» **Prompt**: If a line in the entries below includes "woman", pick it out and copy it.

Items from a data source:
==========

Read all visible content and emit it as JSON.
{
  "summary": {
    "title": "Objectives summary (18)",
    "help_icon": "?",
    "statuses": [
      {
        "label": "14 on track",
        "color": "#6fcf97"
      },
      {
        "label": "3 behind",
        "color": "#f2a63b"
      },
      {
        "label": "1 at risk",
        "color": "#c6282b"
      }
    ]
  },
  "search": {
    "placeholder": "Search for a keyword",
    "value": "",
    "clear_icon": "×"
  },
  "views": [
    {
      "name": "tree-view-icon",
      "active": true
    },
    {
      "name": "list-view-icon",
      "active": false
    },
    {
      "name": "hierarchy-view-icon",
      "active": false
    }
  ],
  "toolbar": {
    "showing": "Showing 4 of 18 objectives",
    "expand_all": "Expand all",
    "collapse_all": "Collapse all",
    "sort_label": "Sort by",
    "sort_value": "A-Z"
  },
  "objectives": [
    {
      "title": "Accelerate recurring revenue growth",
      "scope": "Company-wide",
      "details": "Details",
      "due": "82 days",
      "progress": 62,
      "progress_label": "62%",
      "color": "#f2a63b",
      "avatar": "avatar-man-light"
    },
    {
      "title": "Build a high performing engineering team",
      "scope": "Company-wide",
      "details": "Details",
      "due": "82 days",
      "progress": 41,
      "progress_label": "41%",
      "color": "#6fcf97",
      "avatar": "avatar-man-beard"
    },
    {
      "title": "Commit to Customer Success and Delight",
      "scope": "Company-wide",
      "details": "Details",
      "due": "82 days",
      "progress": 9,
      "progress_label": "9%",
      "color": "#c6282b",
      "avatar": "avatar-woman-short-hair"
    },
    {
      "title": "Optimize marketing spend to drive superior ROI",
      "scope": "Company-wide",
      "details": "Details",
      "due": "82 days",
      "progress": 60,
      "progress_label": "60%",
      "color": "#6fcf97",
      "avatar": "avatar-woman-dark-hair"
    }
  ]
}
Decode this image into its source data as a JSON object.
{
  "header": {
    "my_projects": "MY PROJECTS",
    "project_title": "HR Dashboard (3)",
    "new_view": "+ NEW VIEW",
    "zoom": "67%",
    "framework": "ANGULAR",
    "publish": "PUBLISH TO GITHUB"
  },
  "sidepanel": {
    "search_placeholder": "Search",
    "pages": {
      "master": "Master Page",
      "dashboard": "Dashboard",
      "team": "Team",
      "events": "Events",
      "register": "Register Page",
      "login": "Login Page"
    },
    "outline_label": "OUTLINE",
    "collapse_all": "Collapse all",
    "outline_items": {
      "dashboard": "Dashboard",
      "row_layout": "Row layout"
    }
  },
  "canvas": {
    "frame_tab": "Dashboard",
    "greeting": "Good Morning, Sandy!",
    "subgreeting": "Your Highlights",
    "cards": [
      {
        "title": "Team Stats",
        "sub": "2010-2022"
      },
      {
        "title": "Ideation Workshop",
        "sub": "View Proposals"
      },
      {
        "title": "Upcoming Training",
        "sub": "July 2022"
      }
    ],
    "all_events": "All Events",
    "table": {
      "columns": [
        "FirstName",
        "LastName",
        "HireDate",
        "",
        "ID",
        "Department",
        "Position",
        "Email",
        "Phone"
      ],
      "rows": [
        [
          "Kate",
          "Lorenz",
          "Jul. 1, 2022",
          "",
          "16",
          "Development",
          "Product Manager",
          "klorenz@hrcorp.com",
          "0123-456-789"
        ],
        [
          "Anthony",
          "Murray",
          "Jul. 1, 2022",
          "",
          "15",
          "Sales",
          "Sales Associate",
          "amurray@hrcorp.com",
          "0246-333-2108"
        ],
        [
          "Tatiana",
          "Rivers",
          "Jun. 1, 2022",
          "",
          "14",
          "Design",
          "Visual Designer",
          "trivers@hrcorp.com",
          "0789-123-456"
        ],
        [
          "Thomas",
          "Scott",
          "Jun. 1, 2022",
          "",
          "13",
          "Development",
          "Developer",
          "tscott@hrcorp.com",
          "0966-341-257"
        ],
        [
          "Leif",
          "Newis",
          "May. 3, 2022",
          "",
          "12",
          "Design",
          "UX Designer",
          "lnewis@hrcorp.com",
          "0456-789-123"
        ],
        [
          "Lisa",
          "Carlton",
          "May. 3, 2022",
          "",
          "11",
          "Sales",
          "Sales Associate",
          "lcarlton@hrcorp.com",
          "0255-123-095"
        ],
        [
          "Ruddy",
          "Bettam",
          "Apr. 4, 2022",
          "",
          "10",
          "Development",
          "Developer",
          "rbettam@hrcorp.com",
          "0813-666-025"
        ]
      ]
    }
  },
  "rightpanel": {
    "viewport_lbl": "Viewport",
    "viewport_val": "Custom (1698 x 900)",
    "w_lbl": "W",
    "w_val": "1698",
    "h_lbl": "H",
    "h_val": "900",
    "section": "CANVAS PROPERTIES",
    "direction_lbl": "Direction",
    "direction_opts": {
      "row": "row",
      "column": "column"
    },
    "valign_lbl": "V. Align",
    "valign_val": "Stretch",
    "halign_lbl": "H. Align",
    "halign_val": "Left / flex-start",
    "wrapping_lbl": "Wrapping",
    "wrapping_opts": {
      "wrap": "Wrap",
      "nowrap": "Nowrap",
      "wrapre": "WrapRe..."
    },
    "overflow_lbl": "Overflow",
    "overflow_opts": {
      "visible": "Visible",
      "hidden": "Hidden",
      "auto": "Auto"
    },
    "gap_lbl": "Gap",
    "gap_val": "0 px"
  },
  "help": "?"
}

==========

» **Reply to the task**:
      "avatar": "avatar-woman-short-hair"
      "avatar": "avatar-woman-dark-hair"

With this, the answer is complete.